Posts for tag: Lily Toxicity
Spring has sprung here in San Diego and along with the changing of the clocks our thoughts inevitably turn to Easter celebrations. Over the years I’m sure a good many of us pet owners have had a few chuckles about the seasonal Cadbury bunny commercials, but we must remind ourselves that this season can turn ‘not-so-funny’ quickly for our pets. To help make this celebration a little brighter for you and your pets, we have come up with the following pet safety tips to help your furry, feathered, or scaled friends avoid any mishaps or misfortunes.
Thy chocolate is not a delicacy for pets. Although enjoyed around the world and in mass quantities during holiday seasons, chocolate can cause a significant amount of harm to your pet. While dogs tend to be most commonly affected largely due to their eating habits, chocolate can indeed be toxic to cats, as well as other pets.
It is best to keep our furry companions safe by keeping them away from all forms of chocolate. Perhaps your pet may enjoy an Easter basket filled with a new toy or one of the many safe and healthy treats available for pets that are just as tasty and satisfying. (See Chocolate Toxicity Q&A)

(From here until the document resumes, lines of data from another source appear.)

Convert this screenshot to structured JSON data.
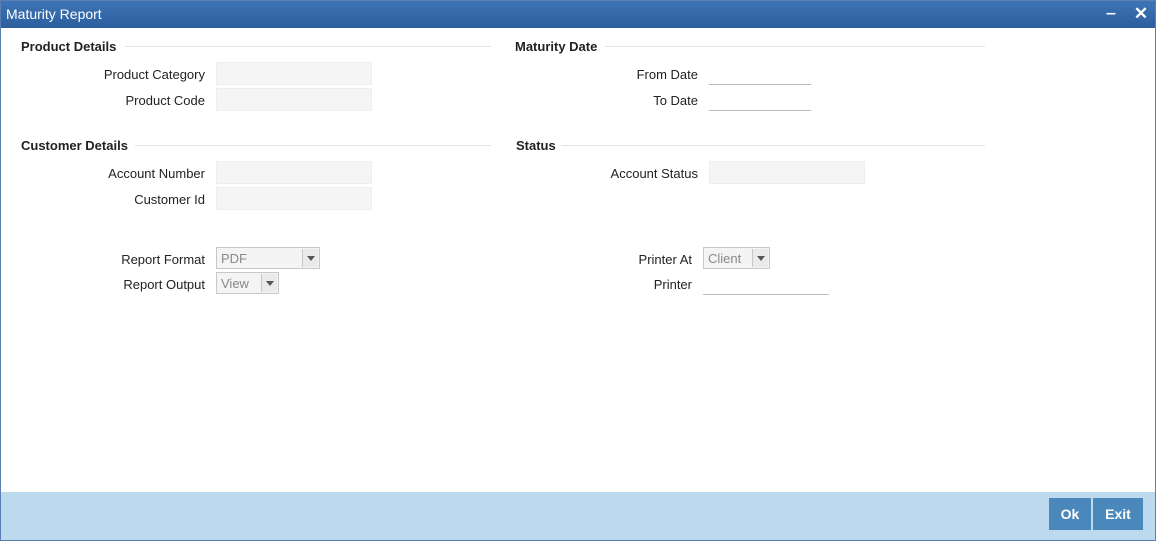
{
  "window": {
    "title": "Maturity Report",
    "minimize_glyph": "‒",
    "close_glyph": "✕"
  },
  "product_details": {
    "heading": "Product Details",
    "product_category_label": "Product Category",
    "product_category_value": "",
    "product_code_label": "Product Code",
    "product_code_value": ""
  },
  "maturity_date": {
    "heading": "Maturity Date",
    "from_date_label": "From Date",
    "from_date_value": "",
    "to_date_label": "To Date",
    "to_date_value": ""
  },
  "customer_details": {
    "heading": "Customer Details",
    "account_number_label": "Account Number",
    "account_number_value": "",
    "customer_id_label": "Customer Id",
    "customer_id_value": ""
  },
  "status": {
    "heading": "Status",
    "account_status_label": "Account Status",
    "account_status_value": ""
  },
  "report": {
    "format_label": "Report Format",
    "format_value": "PDF",
    "output_label": "Report Output",
    "output_value": "View",
    "printer_at_label": "Printer At",
    "printer_at_value": "Client",
    "printer_label": "Printer",
    "printer_value": ""
  },
  "footer": {
    "ok_label": "Ok",
    "exit_label": "Exit"
  },
  "colors": {
    "titlebar": "#2c5e9e",
    "footer": "#bcd9ee",
    "button": "#4a87bb"
  }
}
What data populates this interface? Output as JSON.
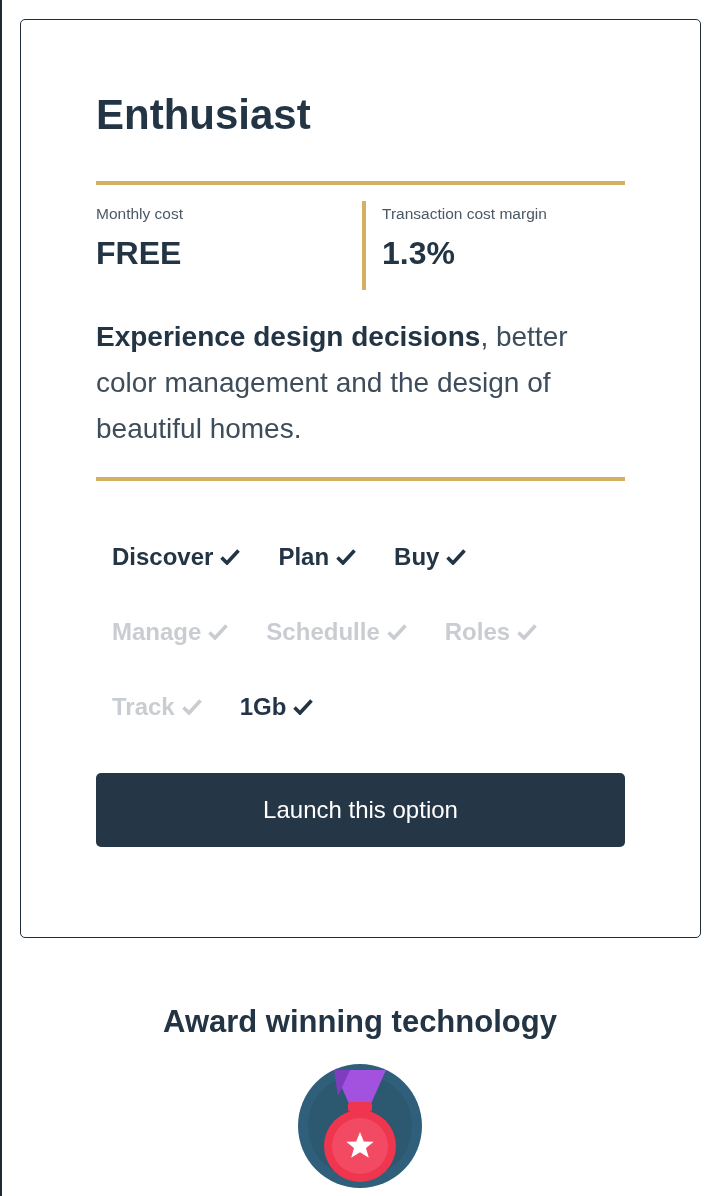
{
  "plan_card": {
    "title": "Enthusiast",
    "stats": [
      {
        "label": "Monthly cost",
        "value": "FREE"
      },
      {
        "label": "Transaction cost margin",
        "value": "1.3%"
      }
    ],
    "description": "**Experience design decisions**, better color management and the design of beautiful homes.",
    "features": [
      {
        "label": "Discover",
        "included": true
      },
      {
        "label": "Plan",
        "included": true
      },
      {
        "label": "Buy",
        "included": true
      },
      {
        "label": "Manage",
        "included": false
      },
      {
        "label": "Schedulle",
        "included": false
      },
      {
        "label": "Roles",
        "included": false
      },
      {
        "label": "Track",
        "included": false
      },
      {
        "label": "1Gb",
        "included": true
      }
    ],
    "button": "Launch this option"
  },
  "award": {
    "title": "Award winning technology"
  }
}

Keep all Easter Lilies away from thy cats. All members of the Lilium group (Easter Lily, Stargazer Lily, Tiger Lily, Rubrum Lily, and Asian Lily) produce a chemical (present in all parts of the plant) that can damage cat kidneys. Lilies are so potent that a cat can suffer fatal kidney failure just from biting into a leaf, licking lily pollen from its paws, or drinking water from a vase of lilies! (See Case Study: Lily Toxicity)
Easter plastic grass and foiled candy wrappers are no friends of pets. These items are non-digestible and if consumed can get caught in the intestines, and potentially cause an internal obstruction. These hazards may also lead to choking and strangulation.
Resist impulse adoptions. Before becoming “twitterpated” with the idea of adopting a bunny, chicks, or other pet, please do your homework first. These cute babies grow up fast and often require specialized care, not to mention the feeding, cleaning, grooming, and medical responsibilities you have for the lifetime of your pet.
Rather than making a decision impulsively (which unfortunately, more times than not in these situations, lead to an unhappy owner and worse, an unwanted pet), your best bet is to thoroughly evaluate your current lifestyle and determine how compatible this particular pet would fit within your life.
Taking these simple precautions will go a long way to ensure your Easter holiday is a joyful occasion to remember for both you and your pets.
As always, if you suspect your pet has ingested something poisonous from the picnic table, please contact a veterinarian or the ASPCA’s Animal Poison Control Center (APCC) at (888) 426-4435.